■ Task details ■
For each line of the data below that includes the string "nocontextscats", count one, and answer with the sum only.

Website and app data records
* * * * * * *
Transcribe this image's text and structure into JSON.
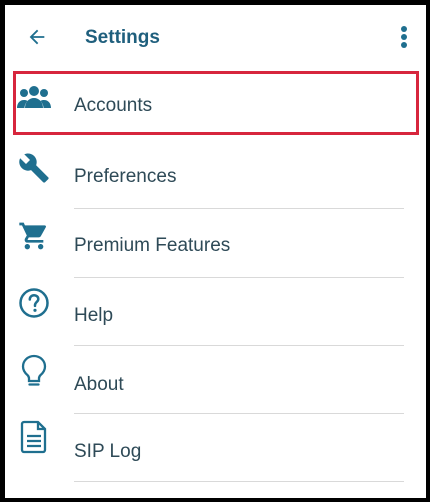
{
  "header": {
    "title": "Settings",
    "back_icon": "arrow-left-icon",
    "menu_icon": "more-vertical-icon"
  },
  "menu": {
    "items": [
      {
        "label": "Accounts",
        "icon": "users-icon",
        "selected": true
      },
      {
        "label": "Preferences",
        "icon": "wrench-icon"
      },
      {
        "label": "Premium Features",
        "icon": "cart-icon"
      },
      {
        "label": "Help",
        "icon": "help-circle-icon"
      },
      {
        "label": "About",
        "icon": "lightbulb-icon"
      },
      {
        "label": "SIP Log",
        "icon": "document-icon"
      }
    ]
  },
  "colors": {
    "accent": "#1f6f8f",
    "title": "#1f5f7d",
    "highlight_border": "#d7263d",
    "divider": "#d9d9d9"
  }
}
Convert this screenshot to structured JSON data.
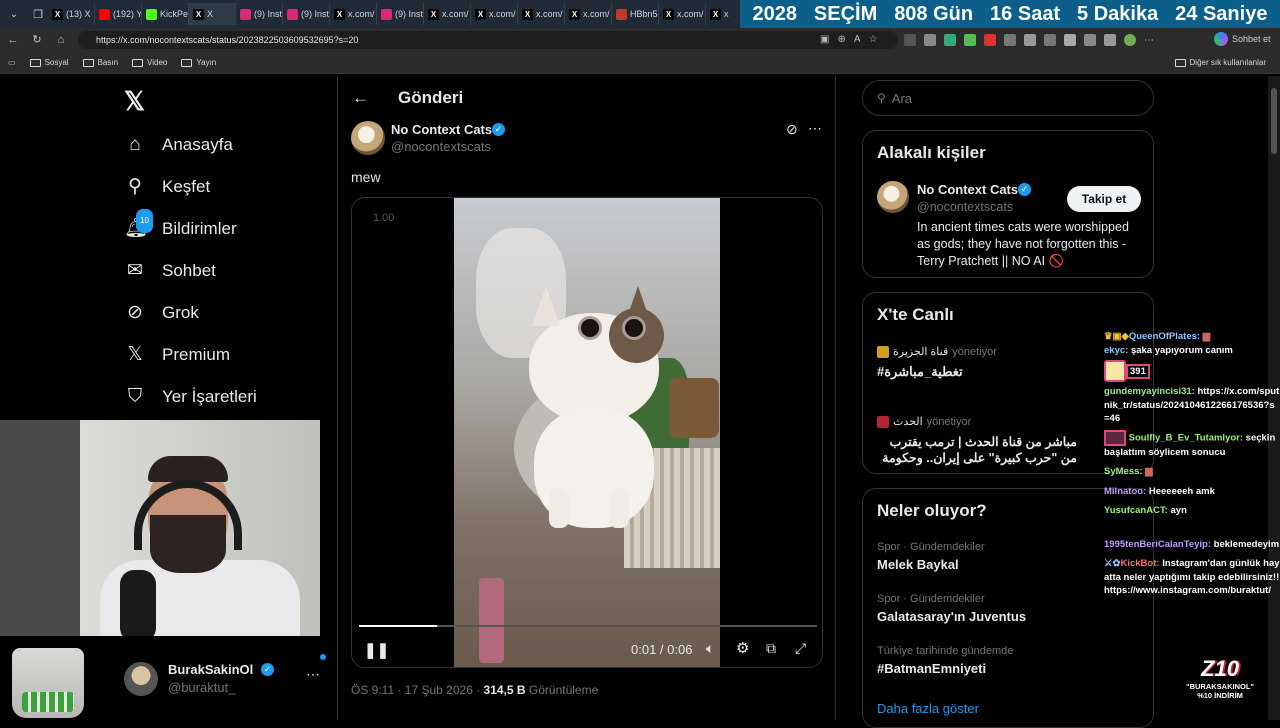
{
  "browser": {
    "tabs": [
      {
        "label": "(13) X",
        "icon": "x-logo-icon",
        "color": "#000000"
      },
      {
        "label": "(192) Y",
        "icon": "youtube-icon",
        "color": "#ff0000"
      },
      {
        "label": "KickPe",
        "icon": "kick-icon",
        "color": "#53fc18"
      },
      {
        "label": "X",
        "icon": "x-logo-icon",
        "color": "#000000",
        "active": true
      },
      {
        "label": "(9) Inst",
        "icon": "instagram-icon",
        "color": "#d62976"
      },
      {
        "label": "(9) Inst",
        "icon": "instagram-icon",
        "color": "#d62976"
      },
      {
        "label": "x.com/",
        "icon": "x-logo-icon",
        "color": "#000000"
      },
      {
        "label": "(9) Inst",
        "icon": "instagram-icon",
        "color": "#d62976"
      },
      {
        "label": "x.com/",
        "icon": "x-logo-icon",
        "color": "#000000"
      },
      {
        "label": "x.com/",
        "icon": "x-logo-icon",
        "color": "#000000"
      },
      {
        "label": "x.com/",
        "icon": "x-logo-icon",
        "color": "#000000"
      },
      {
        "label": "x.com/",
        "icon": "x-logo-icon",
        "color": "#000000"
      },
      {
        "label": "HBbn5",
        "icon": "site-icon",
        "color": "#c0392b"
      },
      {
        "label": "x.com/",
        "icon": "x-logo-icon",
        "color": "#000000"
      },
      {
        "label": "x",
        "icon": "x-logo-icon",
        "color": "#000000"
      }
    ],
    "countdown": [
      "2028",
      "SEÇİM",
      "808 Gün",
      "16 Saat",
      "5 Dakika",
      "24 Saniye"
    ],
    "url": "https://x.com/nocontextscats/status/2023822503609532695?s=20",
    "copilot_label": "Sohbet et",
    "bookmarks": [
      "Sosyal",
      "Basın",
      "Video",
      "Yayın"
    ],
    "bookmarks_other": "Diğer sık kullanılanlar"
  },
  "leftnav": {
    "items": [
      {
        "label": "Anasayfa",
        "icon": "home-icon"
      },
      {
        "label": "Keşfet",
        "icon": "search-icon"
      },
      {
        "label": "Bildirimler",
        "icon": "bell-icon",
        "badge": "10"
      },
      {
        "label": "Sohbet",
        "icon": "mail-icon"
      },
      {
        "label": "Grok",
        "icon": "grok-icon"
      },
      {
        "label": "Premium",
        "icon": "x-logo-icon"
      },
      {
        "label": "Yer İşaretleri",
        "icon": "bookmark-icon"
      }
    ],
    "account": {
      "name": "BurakSakinOl",
      "handle": "@buraktut_"
    }
  },
  "post": {
    "header_title": "Gönderi",
    "author_name": "No Context Cats",
    "author_handle": "@nocontextscats",
    "text": "mew",
    "speed": "1.00",
    "time": "0:01 / 0:06",
    "progress": 0.17,
    "timestamp": "ÖS 9:11 · 17 Şub 2026 · ",
    "views_value": "314,5 B",
    "views_label": " Görüntüleme"
  },
  "sidebar": {
    "search_placeholder": "Ara",
    "related_title": "Alakalı kişiler",
    "related": {
      "name": "No Context Cats",
      "handle": "@nocontextscats",
      "follow": "Takip et",
      "bio": "In ancient times cats were worshipped as gods; they have not forgotten this - Terry Pratchett || NO AI 🚫"
    },
    "live_title": "X'te Canlı",
    "live": [
      {
        "host": "قناة الجزيرة",
        "suffix": "yönetiyor",
        "title": "#تغطية_مباشرة"
      },
      {
        "host": "الحدث",
        "suffix": "yönetiyor",
        "title": "مباشر من قناة الحدث | ترمب يقترب من \"حرب كبيرة\" على إيران.. وحكومة"
      }
    ],
    "trends_title": "Neler oluyor?",
    "trends": [
      {
        "context": "Spor · Gündemdekiler",
        "title": "Melek Baykal"
      },
      {
        "context": "Spor · Gündemdekiler",
        "title": "Galatasaray'ın Juventus"
      },
      {
        "context": "Türkiye tarihinde gündemde",
        "title": "#BatmanEmniyeti"
      }
    ],
    "show_more": "Daha fazla göster"
  },
  "stream": {
    "chat": [
      {
        "user": "QueenOfPlates:",
        "msg": "",
        "color": "#8ec5ff"
      },
      {
        "user": "ekyc:",
        "msg": "şaka yapıyorum canım",
        "color": "#8ec5ff"
      },
      {
        "user": "",
        "msg": "391",
        "color": "#ffffff"
      },
      {
        "user": "gundemyayincisi31:",
        "msg": "https://x.com/sputnik_tr/status/2024104612266176536?s=46",
        "color": "#9cf27a"
      },
      {
        "user": "Soulfly_B_Ev_Tutamlyor:",
        "msg": "seçkin başlattım söylicem sonucu",
        "color": "#9cf27a"
      },
      {
        "user": "SyMess:",
        "msg": "",
        "color": "#9cf27a"
      },
      {
        "user": "Milnatoo:",
        "msg": "Heeeeeeh amk",
        "color": "#c39bff"
      },
      {
        "user": "YusufcanACT:",
        "msg": "ayn",
        "color": "#9cf27a"
      },
      {
        "user": "1995tenBeriCalanTeyip:",
        "msg": "beklemedeyim",
        "color": "#c39bff"
      },
      {
        "user": "KickBot:",
        "msg": "Instagram'dan günlük hayatta neler yaptığımı takip edebilirsiniz!! https://www.instagram.com/buraktut/",
        "color": "#ff6b6b"
      }
    ],
    "promo_logo": "Z10",
    "promo_line1": "\"BURAKSAKINOL\"",
    "promo_line2": "%10 İNDİRİM"
  }
}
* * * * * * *
■ Task answer ■
3